> Your assignment: Would you give the entries below again in full, exactly as they stand?

____ Data provided

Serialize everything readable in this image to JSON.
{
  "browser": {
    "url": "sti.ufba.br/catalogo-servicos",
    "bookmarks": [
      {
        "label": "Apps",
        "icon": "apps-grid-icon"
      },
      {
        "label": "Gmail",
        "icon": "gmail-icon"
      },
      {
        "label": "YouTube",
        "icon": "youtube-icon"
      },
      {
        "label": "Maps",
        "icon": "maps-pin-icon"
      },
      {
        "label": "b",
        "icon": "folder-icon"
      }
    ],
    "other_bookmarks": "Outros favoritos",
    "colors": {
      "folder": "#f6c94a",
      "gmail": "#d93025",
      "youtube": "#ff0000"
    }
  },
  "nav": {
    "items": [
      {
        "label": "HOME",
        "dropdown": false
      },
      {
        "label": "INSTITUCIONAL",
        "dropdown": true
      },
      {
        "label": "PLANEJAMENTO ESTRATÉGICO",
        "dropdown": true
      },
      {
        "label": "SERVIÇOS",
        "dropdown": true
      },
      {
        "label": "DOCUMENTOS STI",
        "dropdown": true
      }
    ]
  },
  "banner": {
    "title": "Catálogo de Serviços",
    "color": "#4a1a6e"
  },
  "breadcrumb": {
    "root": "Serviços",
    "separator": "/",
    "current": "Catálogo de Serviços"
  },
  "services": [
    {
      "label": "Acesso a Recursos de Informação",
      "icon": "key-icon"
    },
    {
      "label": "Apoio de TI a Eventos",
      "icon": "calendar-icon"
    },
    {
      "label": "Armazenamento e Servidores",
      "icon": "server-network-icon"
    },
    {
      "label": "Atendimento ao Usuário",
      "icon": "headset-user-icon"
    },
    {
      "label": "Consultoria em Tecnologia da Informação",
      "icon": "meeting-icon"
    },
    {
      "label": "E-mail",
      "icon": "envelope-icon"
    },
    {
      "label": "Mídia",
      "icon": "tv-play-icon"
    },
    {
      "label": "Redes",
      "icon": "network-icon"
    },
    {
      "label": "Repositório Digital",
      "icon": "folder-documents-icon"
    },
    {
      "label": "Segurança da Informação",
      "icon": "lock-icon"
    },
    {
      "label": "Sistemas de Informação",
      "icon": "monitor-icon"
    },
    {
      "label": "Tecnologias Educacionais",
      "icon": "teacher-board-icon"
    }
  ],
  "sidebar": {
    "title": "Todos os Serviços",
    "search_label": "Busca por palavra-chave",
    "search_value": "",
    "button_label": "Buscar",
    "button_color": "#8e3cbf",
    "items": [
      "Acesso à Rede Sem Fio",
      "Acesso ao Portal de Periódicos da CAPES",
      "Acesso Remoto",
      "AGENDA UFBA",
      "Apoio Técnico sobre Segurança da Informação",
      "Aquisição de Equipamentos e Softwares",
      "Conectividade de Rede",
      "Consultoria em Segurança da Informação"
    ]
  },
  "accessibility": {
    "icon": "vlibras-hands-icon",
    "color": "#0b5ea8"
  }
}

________

> Output for this task:
Serialize everything readable in this image to JSON.
{
  "browser": {
    "url": "sti.ufba.br/catalogo-servicos",
    "bookmarks": [
      {
        "label": "Apps",
        "icon": "apps-grid-icon"
      },
      {
        "label": "Gmail",
        "icon": "gmail-icon"
      },
      {
        "label": "YouTube",
        "icon": "youtube-icon"
      },
      {
        "label": "Maps",
        "icon": "maps-pin-icon"
      },
      {
        "label": "b",
        "icon": "folder-icon"
      }
    ],
    "other_bookmarks": "Outros favoritos",
    "colors": {
      "folder": "#f6c94a",
      "gmail": "#d93025",
      "youtube": "#ff0000"
    }
  },
  "nav": {
    "items": [
      {
        "label": "HOME",
        "dropdown": false
      },
      {
        "label": "INSTITUCIONAL",
        "dropdown": true
      },
      {
        "label": "PLANEJAMENTO ESTRATÉGICO",
        "dropdown": true
      },
      {
        "label": "SERVIÇOS",
        "dropdown": true
      },
      {
        "label": "DOCUMENTOS STI",
        "dropdown": true
      }
    ]
  },
  "banner": {
    "title": "Catálogo de Serviços",
    "color": "#4a1a6e"
  },
  "breadcrumb": {
    "root": "Serviços",
    "separator": "/",
    "current": "Catálogo de Serviços"
  },
  "services": [
    {
      "label": "Acesso a Recursos de Informação",
      "icon": "key-icon"
    },
    {
      "label": "Apoio de TI a Eventos",
      "icon": "calendar-icon"
    },
    {
      "label": "Armazenamento e Servidores",
      "icon": "server-network-icon"
    },
    {
      "label": "Atendimento ao Usuário",
      "icon": "headset-user-icon"
    },
    {
      "label": "Consultoria em Tecnologia da Informação",
      "icon": "meeting-icon"
    },
    {
      "label": "E-mail",
      "icon": "envelope-icon"
    },
    {
      "label": "Mídia",
      "icon": "tv-play-icon"
    },
    {
      "label": "Redes",
      "icon": "network-icon"
    },
    {
      "label": "Repositório Digital",
      "icon": "folder-documents-icon"
    },
    {
      "label": "Segurança da Informação",
      "icon": "lock-icon"
    },
    {
      "label": "Sistemas de Informação",
      "icon": "monitor-icon"
    },
    {
      "label": "Tecnologias Educacionais",
      "icon": "teacher-board-icon"
    }
  ],
  "sidebar": {
    "title": "Todos os Serviços",
    "search_label": "Busca por palavra-chave",
    "search_value": "",
    "button_label": "Buscar",
    "button_color": "#8e3cbf",
    "items": [
      "Acesso à Rede Sem Fio",
      "Acesso ao Portal de Periódicos da CAPES",
      "Acesso Remoto",
      "AGENDA UFBA",
      "Apoio Técnico sobre Segurança da Informação",
      "Aquisição de Equipamentos e Softwares",
      "Conectividade de Rede",
      "Consultoria em Segurança da Informação"
    ]
  },
  "accessibility": {
    "icon": "vlibras-hands-icon",
    "color": "#0b5ea8"
  }
}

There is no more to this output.